state above the law in the eyes of the international community. For 30
years they have managed to evade the international community and brush
off criticism. This time, however, it is different. If Britain claims
to uphold and apply the rule of law then they must now comply with the
international ruling and immediately allow for new impartial
investigations. We await their response.

In light of the judgments RFJ are consulting with legal experts on
behalf of scores of families whose loved ones were killed by the state
and through alleged collusion where the full circumstances were never
satisfactorily investigated. Importantly vital facts and material
evidence was concealed. All of these families have leveled sever
criticism at the authorities and branded the investigations and the
so-called legal system a cover-up.

Last week the European Court on Human Rights effectively echoed their
words and has paved the way for them to seek truth and justice for
their loved ones.

It has also been both a comfort in what at times can and could only be
described as persistent vilification by politicians and sections of the
media, and a vindication of their struggle and determination for

There has been much made of the issue of compensation. This has been a
diversionary tactic from the real and meaningful implications of this
judgment which are human rights and not financial.

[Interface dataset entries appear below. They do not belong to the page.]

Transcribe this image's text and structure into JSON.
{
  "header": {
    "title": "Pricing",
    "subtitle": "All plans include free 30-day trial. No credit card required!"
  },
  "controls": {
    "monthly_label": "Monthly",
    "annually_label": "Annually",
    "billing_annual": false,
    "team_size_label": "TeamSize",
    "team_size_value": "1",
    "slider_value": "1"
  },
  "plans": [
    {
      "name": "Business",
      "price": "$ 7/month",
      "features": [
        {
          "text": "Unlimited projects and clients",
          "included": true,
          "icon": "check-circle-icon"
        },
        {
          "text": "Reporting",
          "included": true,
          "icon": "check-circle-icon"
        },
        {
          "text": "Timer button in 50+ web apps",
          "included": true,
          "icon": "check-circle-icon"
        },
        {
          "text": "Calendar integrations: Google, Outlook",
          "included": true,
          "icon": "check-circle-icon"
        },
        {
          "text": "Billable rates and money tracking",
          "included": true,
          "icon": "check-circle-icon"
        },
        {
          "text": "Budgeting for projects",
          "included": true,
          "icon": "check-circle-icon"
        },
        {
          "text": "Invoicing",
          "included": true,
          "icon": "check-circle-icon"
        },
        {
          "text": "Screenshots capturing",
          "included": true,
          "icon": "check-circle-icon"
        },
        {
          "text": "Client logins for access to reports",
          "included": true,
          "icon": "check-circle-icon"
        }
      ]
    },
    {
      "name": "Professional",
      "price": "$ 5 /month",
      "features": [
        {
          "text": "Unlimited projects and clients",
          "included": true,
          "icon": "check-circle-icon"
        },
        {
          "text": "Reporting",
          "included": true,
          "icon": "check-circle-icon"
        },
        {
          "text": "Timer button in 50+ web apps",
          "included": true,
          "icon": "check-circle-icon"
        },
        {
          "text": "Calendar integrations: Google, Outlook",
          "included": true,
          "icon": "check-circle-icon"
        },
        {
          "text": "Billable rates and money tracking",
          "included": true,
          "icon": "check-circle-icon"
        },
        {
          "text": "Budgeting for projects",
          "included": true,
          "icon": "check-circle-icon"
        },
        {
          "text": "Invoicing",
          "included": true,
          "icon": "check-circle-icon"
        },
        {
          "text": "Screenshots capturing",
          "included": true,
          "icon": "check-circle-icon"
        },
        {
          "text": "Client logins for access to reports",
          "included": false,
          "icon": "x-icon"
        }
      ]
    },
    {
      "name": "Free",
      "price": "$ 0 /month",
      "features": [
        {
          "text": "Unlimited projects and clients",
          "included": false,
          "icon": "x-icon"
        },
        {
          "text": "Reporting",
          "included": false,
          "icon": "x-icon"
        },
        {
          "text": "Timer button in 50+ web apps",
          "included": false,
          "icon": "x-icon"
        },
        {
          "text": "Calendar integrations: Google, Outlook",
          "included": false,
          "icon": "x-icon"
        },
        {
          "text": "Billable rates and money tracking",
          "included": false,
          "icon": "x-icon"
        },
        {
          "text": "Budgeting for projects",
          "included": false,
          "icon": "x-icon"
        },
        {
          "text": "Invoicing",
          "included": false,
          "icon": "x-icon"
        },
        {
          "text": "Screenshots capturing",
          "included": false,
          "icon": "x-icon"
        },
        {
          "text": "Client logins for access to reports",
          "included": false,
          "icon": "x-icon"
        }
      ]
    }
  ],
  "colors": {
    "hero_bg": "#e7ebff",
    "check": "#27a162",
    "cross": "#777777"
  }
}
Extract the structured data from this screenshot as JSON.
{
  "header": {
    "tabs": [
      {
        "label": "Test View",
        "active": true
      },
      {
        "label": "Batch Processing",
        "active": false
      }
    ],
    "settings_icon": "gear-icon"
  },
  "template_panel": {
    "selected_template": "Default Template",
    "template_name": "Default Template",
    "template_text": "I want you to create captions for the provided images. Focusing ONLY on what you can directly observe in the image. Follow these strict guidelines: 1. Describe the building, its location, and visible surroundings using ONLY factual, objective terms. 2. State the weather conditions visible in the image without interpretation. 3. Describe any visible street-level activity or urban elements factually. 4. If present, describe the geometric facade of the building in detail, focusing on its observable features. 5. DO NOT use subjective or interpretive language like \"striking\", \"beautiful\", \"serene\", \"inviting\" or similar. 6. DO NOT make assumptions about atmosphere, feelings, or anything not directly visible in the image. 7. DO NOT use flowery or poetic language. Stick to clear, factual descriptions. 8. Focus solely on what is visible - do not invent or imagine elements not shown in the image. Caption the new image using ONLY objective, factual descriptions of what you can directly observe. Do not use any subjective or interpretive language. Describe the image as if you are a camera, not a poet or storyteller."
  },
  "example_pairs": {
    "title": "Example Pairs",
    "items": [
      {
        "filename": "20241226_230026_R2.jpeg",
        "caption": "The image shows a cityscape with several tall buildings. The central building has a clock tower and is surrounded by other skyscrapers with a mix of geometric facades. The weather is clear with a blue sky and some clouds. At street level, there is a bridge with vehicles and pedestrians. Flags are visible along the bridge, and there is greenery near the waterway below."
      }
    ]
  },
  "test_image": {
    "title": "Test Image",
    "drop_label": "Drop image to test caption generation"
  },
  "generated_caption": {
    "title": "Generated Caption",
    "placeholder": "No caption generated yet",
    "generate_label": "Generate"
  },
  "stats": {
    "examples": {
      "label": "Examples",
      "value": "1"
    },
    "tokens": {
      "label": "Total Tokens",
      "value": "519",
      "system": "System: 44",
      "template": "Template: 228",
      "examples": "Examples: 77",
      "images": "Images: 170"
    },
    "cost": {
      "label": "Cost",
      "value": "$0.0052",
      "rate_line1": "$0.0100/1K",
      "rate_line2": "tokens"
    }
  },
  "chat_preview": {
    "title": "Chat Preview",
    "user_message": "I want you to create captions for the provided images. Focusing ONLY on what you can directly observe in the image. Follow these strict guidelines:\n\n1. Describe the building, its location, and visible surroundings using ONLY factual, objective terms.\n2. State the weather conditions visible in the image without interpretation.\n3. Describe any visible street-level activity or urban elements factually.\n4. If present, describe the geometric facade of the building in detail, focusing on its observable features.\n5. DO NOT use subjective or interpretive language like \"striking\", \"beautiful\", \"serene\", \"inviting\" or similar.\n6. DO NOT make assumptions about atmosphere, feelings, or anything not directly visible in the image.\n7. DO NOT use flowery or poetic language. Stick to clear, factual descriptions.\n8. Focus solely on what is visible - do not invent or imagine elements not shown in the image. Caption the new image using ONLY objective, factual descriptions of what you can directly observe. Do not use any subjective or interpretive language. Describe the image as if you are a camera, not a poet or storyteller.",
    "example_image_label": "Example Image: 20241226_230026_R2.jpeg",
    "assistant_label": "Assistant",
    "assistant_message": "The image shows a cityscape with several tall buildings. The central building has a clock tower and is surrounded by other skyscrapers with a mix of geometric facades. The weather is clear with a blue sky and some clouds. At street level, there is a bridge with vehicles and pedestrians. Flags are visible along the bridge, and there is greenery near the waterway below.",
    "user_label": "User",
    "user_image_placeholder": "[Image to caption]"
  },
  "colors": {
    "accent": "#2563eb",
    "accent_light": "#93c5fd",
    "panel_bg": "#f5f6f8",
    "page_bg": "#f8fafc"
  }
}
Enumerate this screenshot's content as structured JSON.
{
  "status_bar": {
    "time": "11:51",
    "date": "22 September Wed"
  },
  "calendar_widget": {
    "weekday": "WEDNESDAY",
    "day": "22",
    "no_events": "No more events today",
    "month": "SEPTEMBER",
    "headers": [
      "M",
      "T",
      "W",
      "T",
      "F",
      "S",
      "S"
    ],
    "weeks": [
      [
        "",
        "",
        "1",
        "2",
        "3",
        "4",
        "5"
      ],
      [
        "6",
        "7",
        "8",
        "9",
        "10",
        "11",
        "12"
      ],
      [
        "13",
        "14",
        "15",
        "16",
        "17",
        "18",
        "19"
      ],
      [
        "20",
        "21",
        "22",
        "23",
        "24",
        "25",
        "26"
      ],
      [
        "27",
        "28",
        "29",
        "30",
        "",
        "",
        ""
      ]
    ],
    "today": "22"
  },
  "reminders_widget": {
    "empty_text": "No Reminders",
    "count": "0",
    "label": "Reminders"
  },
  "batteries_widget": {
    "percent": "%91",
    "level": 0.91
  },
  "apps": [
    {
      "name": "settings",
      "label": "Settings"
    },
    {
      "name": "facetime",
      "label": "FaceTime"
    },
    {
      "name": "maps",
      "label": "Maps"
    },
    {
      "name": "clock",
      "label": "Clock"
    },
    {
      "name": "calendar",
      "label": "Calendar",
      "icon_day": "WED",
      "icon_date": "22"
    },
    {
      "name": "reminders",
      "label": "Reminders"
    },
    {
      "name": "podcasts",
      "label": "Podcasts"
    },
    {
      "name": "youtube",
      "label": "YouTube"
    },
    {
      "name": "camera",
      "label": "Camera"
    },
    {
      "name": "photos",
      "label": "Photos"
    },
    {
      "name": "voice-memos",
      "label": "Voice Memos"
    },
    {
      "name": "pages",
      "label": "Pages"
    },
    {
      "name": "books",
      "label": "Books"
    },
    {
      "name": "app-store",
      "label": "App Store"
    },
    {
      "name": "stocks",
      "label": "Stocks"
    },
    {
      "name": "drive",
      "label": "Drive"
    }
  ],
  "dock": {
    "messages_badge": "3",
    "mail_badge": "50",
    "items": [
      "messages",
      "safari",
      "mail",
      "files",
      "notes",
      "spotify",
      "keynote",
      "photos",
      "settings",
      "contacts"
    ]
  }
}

The implications of the judgment remains clear, that a radical overhaul
of the entire judicial system, DPP and the area of policing are
immediately required to safeguard against violations and systematic
abuse of the severest kind like shot-to-kill. In addition effective
mechanisms which promote, protect, and safeguard human rights for all
must now follow. In short full accountability. This can only be
achieved in an impartial international context – through the UN and the
office of the Special Rapporteur on Summary and Arbitrary Executions.